[Stored dataset items]
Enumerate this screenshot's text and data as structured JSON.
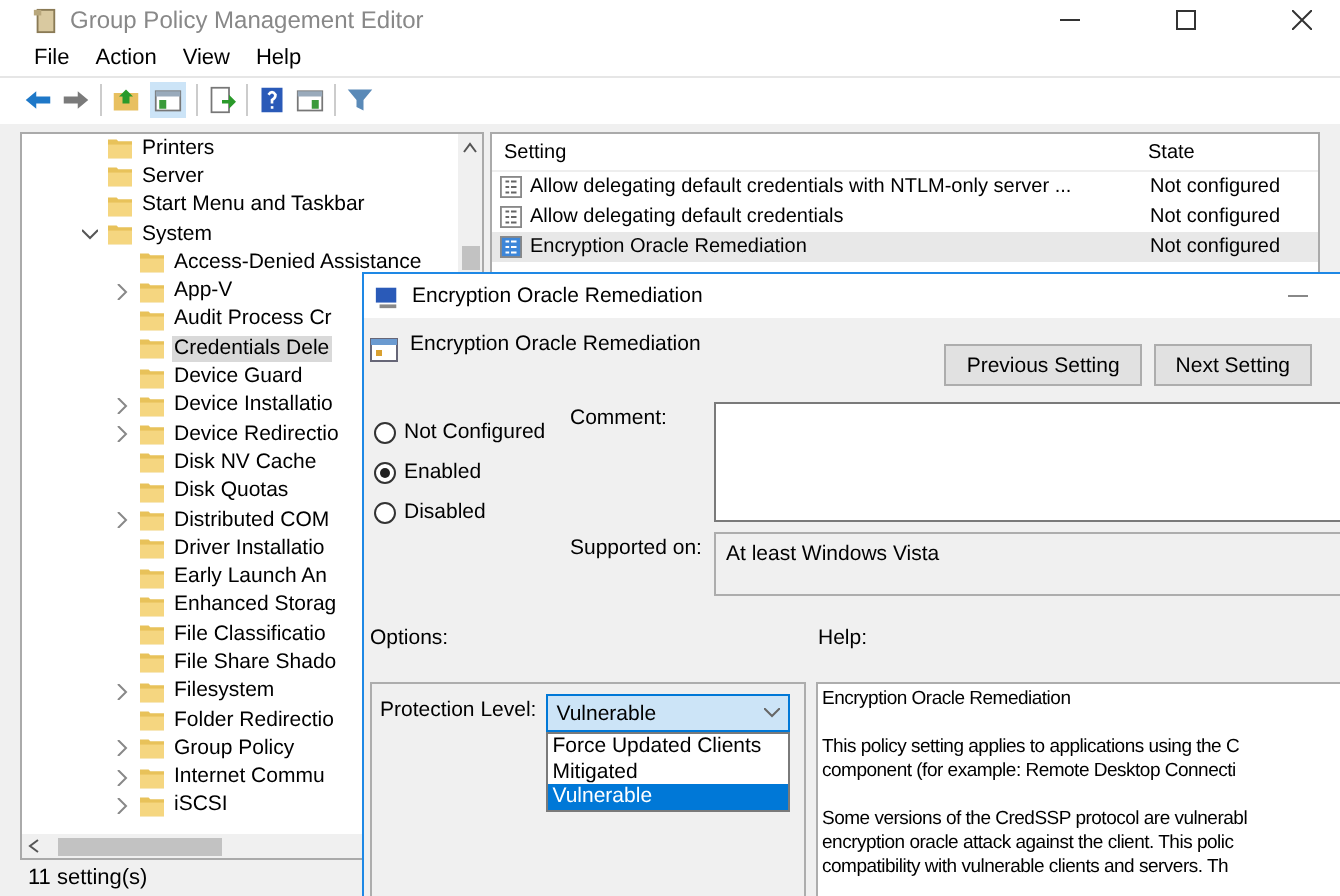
{
  "window": {
    "title": "Group Policy Management Editor"
  },
  "menu": [
    "File",
    "Action",
    "View",
    "Help"
  ],
  "toolbar": {
    "console_tree_shown": true
  },
  "tree": [
    {
      "label": "Printers",
      "kind": "leaf",
      "selected": false
    },
    {
      "label": "Server",
      "kind": "leaf",
      "selected": false
    },
    {
      "label": "Start Menu and Taskbar",
      "kind": "leaf",
      "selected": false
    },
    {
      "label": "System",
      "kind": "branch",
      "expanded": true,
      "selected": false,
      "children": [
        {
          "label": "Access-Denied Assistance",
          "kind": "leaf",
          "selected": false
        },
        {
          "label": "App-V",
          "kind": "branch",
          "expanded": false,
          "selected": false
        },
        {
          "label": "Audit Process Cr",
          "kind": "leaf",
          "selected": false
        },
        {
          "label": "Credentials Dele",
          "kind": "leaf",
          "selected": true
        },
        {
          "label": "Device Guard",
          "kind": "leaf",
          "selected": false
        },
        {
          "label": "Device Installatio",
          "kind": "branch",
          "expanded": false,
          "selected": false
        },
        {
          "label": "Device Redirectio",
          "kind": "branch",
          "expanded": false,
          "selected": false
        },
        {
          "label": "Disk NV Cache",
          "kind": "leaf",
          "selected": false
        },
        {
          "label": "Disk Quotas",
          "kind": "leaf",
          "selected": false
        },
        {
          "label": "Distributed COM",
          "kind": "branch",
          "expanded": false,
          "selected": false
        },
        {
          "label": "Driver Installatio",
          "kind": "leaf",
          "selected": false
        },
        {
          "label": "Early Launch An",
          "kind": "leaf",
          "selected": false
        },
        {
          "label": "Enhanced Storag",
          "kind": "leaf",
          "selected": false
        },
        {
          "label": "File Classificatio",
          "kind": "leaf",
          "selected": false
        },
        {
          "label": "File Share Shado",
          "kind": "leaf",
          "selected": false
        },
        {
          "label": "Filesystem",
          "kind": "branch",
          "expanded": false,
          "selected": false
        },
        {
          "label": "Folder Redirectio",
          "kind": "leaf",
          "selected": false
        },
        {
          "label": "Group Policy",
          "kind": "branch",
          "expanded": false,
          "selected": false
        },
        {
          "label": "Internet Commu",
          "kind": "branch",
          "expanded": false,
          "selected": false
        },
        {
          "label": "iSCSI",
          "kind": "branch",
          "expanded": false,
          "selected": false
        }
      ]
    }
  ],
  "settings_list": {
    "columns": [
      "Setting",
      "State"
    ],
    "rows": [
      {
        "setting": "Allow delegating default credentials with NTLM-only server ...",
        "state": "Not configured",
        "selected": false
      },
      {
        "setting": "Allow delegating default credentials",
        "state": "Not configured",
        "selected": false
      },
      {
        "setting": "Encryption Oracle Remediation",
        "state": "Not configured",
        "selected": true
      }
    ]
  },
  "status_bar": "11 setting(s)",
  "dialog": {
    "title": "Encryption Oracle Remediation",
    "heading": "Encryption Oracle Remediation",
    "buttons": [
      "Previous Setting",
      "Next Setting"
    ],
    "states": [
      {
        "label": "Not Configured",
        "selected": false
      },
      {
        "label": "Enabled",
        "selected": true
      },
      {
        "label": "Disabled",
        "selected": false
      }
    ],
    "comment_label": "Comment:",
    "supported_label": "Supported on:",
    "supported_value": "At least Windows Vista",
    "options_label": "Options:",
    "help_label": "Help:",
    "option": {
      "label": "Protection Level:",
      "value": "Vulnerable",
      "expanded": true,
      "choices": [
        {
          "label": "Force Updated Clients",
          "selected": false
        },
        {
          "label": "Mitigated",
          "selected": false
        },
        {
          "label": "Vulnerable",
          "selected": true
        }
      ]
    },
    "help": {
      "title": "Encryption Oracle Remediation",
      "paragraphs": [
        [
          "This policy setting applies to applications using the C",
          "component (for example: Remote Desktop Connecti"
        ],
        [
          "Some versions of the CredSSP protocol are vulnerabl",
          "encryption oracle attack against the client.  This polic",
          "compatibility with vulnerable clients and servers.  Th"
        ]
      ]
    }
  }
}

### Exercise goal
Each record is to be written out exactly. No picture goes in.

### Result of the exercise
Enumerate this screenshot's text and data as structured JSON.
{
  "window": {
    "title": "Group Policy Management Editor"
  },
  "menu": [
    "File",
    "Action",
    "View",
    "Help"
  ],
  "toolbar": {
    "console_tree_shown": true
  },
  "tree": [
    {
      "label": "Printers",
      "kind": "leaf",
      "selected": false
    },
    {
      "label": "Server",
      "kind": "leaf",
      "selected": false
    },
    {
      "label": "Start Menu and Taskbar",
      "kind": "leaf",
      "selected": false
    },
    {
      "label": "System",
      "kind": "branch",
      "expanded": true,
      "selected": false,
      "children": [
        {
          "label": "Access-Denied Assistance",
          "kind": "leaf",
          "selected": false
        },
        {
          "label": "App-V",
          "kind": "branch",
          "expanded": false,
          "selected": false
        },
        {
          "label": "Audit Process Cr",
          "kind": "leaf",
          "selected": false
        },
        {
          "label": "Credentials Dele",
          "kind": "leaf",
          "selected": true
        },
        {
          "label": "Device Guard",
          "kind": "leaf",
          "selected": false
        },
        {
          "label": "Device Installatio",
          "kind": "branch",
          "expanded": false,
          "selected": false
        },
        {
          "label": "Device Redirectio",
          "kind": "branch",
          "expanded": false,
          "selected": false
        },
        {
          "label": "Disk NV Cache",
          "kind": "leaf",
          "selected": false
        },
        {
          "label": "Disk Quotas",
          "kind": "leaf",
          "selected": false
        },
        {
          "label": "Distributed COM",
          "kind": "branch",
          "expanded": false,
          "selected": false
        },
        {
          "label": "Driver Installatio",
          "kind": "leaf",
          "selected": false
        },
        {
          "label": "Early Launch An",
          "kind": "leaf",
          "selected": false
        },
        {
          "label": "Enhanced Storag",
          "kind": "leaf",
          "selected": false
        },
        {
          "label": "File Classificatio",
          "kind": "leaf",
          "selected": false
        },
        {
          "label": "File Share Shado",
          "kind": "leaf",
          "selected": false
        },
        {
          "label": "Filesystem",
          "kind": "branch",
          "expanded": false,
          "selected": false
        },
        {
          "label": "Folder Redirectio",
          "kind": "leaf",
          "selected": false
        },
        {
          "label": "Group Policy",
          "kind": "branch",
          "expanded": false,
          "selected": false
        },
        {
          "label": "Internet Commu",
          "kind": "branch",
          "expanded": false,
          "selected": false
        },
        {
          "label": "iSCSI",
          "kind": "branch",
          "expanded": false,
          "selected": false
        }
      ]
    }
  ],
  "settings_list": {
    "columns": [
      "Setting",
      "State"
    ],
    "rows": [
      {
        "setting": "Allow delegating default credentials with NTLM-only server ...",
        "state": "Not configured",
        "selected": false
      },
      {
        "setting": "Allow delegating default credentials",
        "state": "Not configured",
        "selected": false
      },
      {
        "setting": "Encryption Oracle Remediation",
        "state": "Not configured",
        "selected": true
      }
    ]
  },
  "status_bar": "11 setting(s)",
  "dialog": {
    "title": "Encryption Oracle Remediation",
    "heading": "Encryption Oracle Remediation",
    "buttons": [
      "Previous Setting",
      "Next Setting"
    ],
    "states": [
      {
        "label": "Not Configured",
        "selected": false
      },
      {
        "label": "Enabled",
        "selected": true
      },
      {
        "label": "Disabled",
        "selected": false
      }
    ],
    "comment_label": "Comment:",
    "supported_label": "Supported on:",
    "supported_value": "At least Windows Vista",
    "options_label": "Options:",
    "help_label": "Help:",
    "option": {
      "label": "Protection Level:",
      "value": "Vulnerable",
      "expanded": true,
      "choices": [
        {
          "label": "Force Updated Clients",
          "selected": false
        },
        {
          "label": "Mitigated",
          "selected": false
        },
        {
          "label": "Vulnerable",
          "selected": true
        }
      ]
    },
    "help": {
      "title": "Encryption Oracle Remediation",
      "paragraphs": [
        [
          "This policy setting applies to applications using the C",
          "component (for example: Remote Desktop Connecti"
        ],
        [
          "Some versions of the CredSSP protocol are vulnerabl",
          "encryption oracle attack against the client.  This polic",
          "compatibility with vulnerable clients and servers.  Th"
        ]
      ]
    }
  }
}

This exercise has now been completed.